### About this exercise:
Write every entry out again, unchanged.

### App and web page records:
++++

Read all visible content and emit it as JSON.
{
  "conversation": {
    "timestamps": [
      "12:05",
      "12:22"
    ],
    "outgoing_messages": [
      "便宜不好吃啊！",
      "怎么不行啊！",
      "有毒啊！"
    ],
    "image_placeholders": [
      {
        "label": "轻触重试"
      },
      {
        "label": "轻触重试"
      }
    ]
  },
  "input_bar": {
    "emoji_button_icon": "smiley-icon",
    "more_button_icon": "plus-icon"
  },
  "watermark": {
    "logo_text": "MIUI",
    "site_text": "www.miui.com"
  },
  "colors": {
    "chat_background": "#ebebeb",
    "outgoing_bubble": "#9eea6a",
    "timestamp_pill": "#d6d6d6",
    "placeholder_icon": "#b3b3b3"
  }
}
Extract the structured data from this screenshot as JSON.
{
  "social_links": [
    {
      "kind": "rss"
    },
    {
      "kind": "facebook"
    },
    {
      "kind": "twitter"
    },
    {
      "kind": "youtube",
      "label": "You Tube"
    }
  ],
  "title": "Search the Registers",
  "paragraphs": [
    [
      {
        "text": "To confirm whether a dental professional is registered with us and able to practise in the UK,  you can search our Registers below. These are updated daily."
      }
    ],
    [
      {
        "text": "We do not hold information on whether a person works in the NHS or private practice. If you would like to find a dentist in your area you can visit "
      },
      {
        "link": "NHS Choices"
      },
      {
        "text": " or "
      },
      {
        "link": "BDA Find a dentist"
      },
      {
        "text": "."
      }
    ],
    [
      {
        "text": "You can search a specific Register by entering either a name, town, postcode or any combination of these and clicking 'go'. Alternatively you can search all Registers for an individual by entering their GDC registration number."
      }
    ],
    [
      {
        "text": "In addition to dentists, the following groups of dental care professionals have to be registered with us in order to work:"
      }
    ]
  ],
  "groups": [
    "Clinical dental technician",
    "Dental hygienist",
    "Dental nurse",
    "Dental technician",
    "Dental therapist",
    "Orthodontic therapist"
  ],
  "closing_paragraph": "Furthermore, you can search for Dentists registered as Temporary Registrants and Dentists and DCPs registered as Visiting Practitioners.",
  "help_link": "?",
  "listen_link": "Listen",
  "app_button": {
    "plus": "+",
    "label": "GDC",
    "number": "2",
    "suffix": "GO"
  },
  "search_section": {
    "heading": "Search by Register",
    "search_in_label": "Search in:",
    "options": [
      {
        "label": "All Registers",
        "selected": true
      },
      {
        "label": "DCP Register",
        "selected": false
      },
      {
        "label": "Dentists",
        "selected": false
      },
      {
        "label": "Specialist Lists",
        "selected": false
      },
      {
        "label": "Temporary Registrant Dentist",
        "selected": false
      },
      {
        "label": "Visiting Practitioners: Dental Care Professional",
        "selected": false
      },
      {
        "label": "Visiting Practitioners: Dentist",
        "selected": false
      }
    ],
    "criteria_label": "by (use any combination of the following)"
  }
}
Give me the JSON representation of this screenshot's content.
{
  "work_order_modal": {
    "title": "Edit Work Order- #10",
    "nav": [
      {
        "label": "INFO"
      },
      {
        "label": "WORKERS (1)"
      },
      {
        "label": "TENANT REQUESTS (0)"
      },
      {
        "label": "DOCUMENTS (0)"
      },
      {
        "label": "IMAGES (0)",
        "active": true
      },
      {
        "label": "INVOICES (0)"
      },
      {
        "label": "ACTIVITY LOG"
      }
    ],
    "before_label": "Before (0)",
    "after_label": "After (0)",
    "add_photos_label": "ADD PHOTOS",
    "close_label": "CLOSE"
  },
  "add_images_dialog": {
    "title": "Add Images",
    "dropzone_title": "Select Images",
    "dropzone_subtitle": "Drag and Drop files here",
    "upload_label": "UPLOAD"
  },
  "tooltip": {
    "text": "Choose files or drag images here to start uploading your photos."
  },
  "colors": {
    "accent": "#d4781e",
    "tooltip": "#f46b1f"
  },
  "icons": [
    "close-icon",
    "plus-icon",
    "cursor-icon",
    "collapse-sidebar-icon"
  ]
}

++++

### Written answer:
Read all visible content and emit it as JSON.
{
  "conversation": {
    "timestamps": [
      "12:05",
      "12:22"
    ],
    "outgoing_messages": [
      "便宜不好吃啊！",
      "怎么不行啊！",
      "有毒啊！"
    ],
    "image_placeholders": [
      {
        "label": "轻触重试"
      },
      {
        "label": "轻触重试"
      }
    ]
  },
  "input_bar": {
    "emoji_button_icon": "smiley-icon",
    "more_button_icon": "plus-icon"
  },
  "watermark": {
    "logo_text": "MIUI",
    "site_text": "www.miui.com"
  },
  "colors": {
    "chat_background": "#ebebeb",
    "outgoing_bubble": "#9eea6a",
    "timestamp_pill": "#d6d6d6",
    "placeholder_icon": "#b3b3b3"
  }
}
Extract the structured data from this screenshot as JSON.
{
  "social_links": [
    {
      "kind": "rss"
    },
    {
      "kind": "facebook"
    },
    {
      "kind": "twitter"
    },
    {
      "kind": "youtube",
      "label": "You Tube"
    }
  ],
  "title": "Search the Registers",
  "paragraphs": [
    [
      {
        "text": "To confirm whether a dental professional is registered with us and able to practise in the UK,  you can search our Registers below. These are updated daily."
      }
    ],
    [
      {
        "text": "We do not hold information on whether a person works in the NHS or private practice. If you would like to find a dentist in your area you can visit "
      },
      {
        "link": "NHS Choices"
      },
      {
        "text": " or "
      },
      {
        "link": "BDA Find a dentist"
      },
      {
        "text": "."
      }
    ],
    [
      {
        "text": "You can search a specific Register by entering either a name, town, postcode or any combination of these and clicking 'go'. Alternatively you can search all Registers for an individual by entering their GDC registration number."
      }
    ],
    [
      {
        "text": "In addition to dentists, the following groups of dental care professionals have to be registered with us in order to work:"
      }
    ]
  ],
  "groups": [
    "Clinical dental technician",
    "Dental hygienist",
    "Dental nurse",
    "Dental technician",
    "Dental therapist",
    "Orthodontic therapist"
  ],
  "closing_paragraph": "Furthermore, you can search for Dentists registered as Temporary Registrants and Dentists and DCPs registered as Visiting Practitioners.",
  "help_link": "?",
  "listen_link": "Listen",
  "app_button": {
    "plus": "+",
    "label": "GDC",
    "number": "2",
    "suffix": "GO"
  },
  "search_section": {
    "heading": "Search by Register",
    "search_in_label": "Search in:",
    "options": [
      {
        "label": "All Registers",
        "selected": true
      },
      {
        "label": "DCP Register",
        "selected": false
      },
      {
        "label": "Dentists",
        "selected": false
      },
      {
        "label": "Specialist Lists",
        "selected": false
      },
      {
        "label": "Temporary Registrant Dentist",
        "selected": false
      },
      {
        "label": "Visiting Practitioners: Dental Care Professional",
        "selected": false
      },
      {
        "label": "Visiting Practitioners: Dentist",
        "selected": false
      }
    ],
    "criteria_label": "by (use any combination of the following)"
  }
}
Give me the JSON representation of this screenshot's content.
{
  "work_order_modal": {
    "title": "Edit Work Order- #10",
    "nav": [
      {
        "label": "INFO"
      },
      {
        "label": "WORKERS (1)"
      },
      {
        "label": "TENANT REQUESTS (0)"
      },
      {
        "label": "DOCUMENTS (0)"
      },
      {
        "label": "IMAGES (0)",
        "active": true
      },
      {
        "label": "INVOICES (0)"
      },
      {
        "label": "ACTIVITY LOG"
      }
    ],
    "before_label": "Before (0)",
    "after_label": "After (0)",
    "add_photos_label": "ADD PHOTOS",
    "close_label": "CLOSE"
  },
  "add_images_dialog": {
    "title": "Add Images",
    "dropzone_title": "Select Images",
    "dropzone_subtitle": "Drag and Drop files here",
    "upload_label": "UPLOAD"
  },
  "tooltip": {
    "text": "Choose files or drag images here to start uploading your photos."
  },
  "colors": {
    "accent": "#d4781e",
    "tooltip": "#f46b1f"
  },
  "icons": [
    "close-icon",
    "plus-icon",
    "cursor-icon",
    "collapse-sidebar-icon"
  ]
}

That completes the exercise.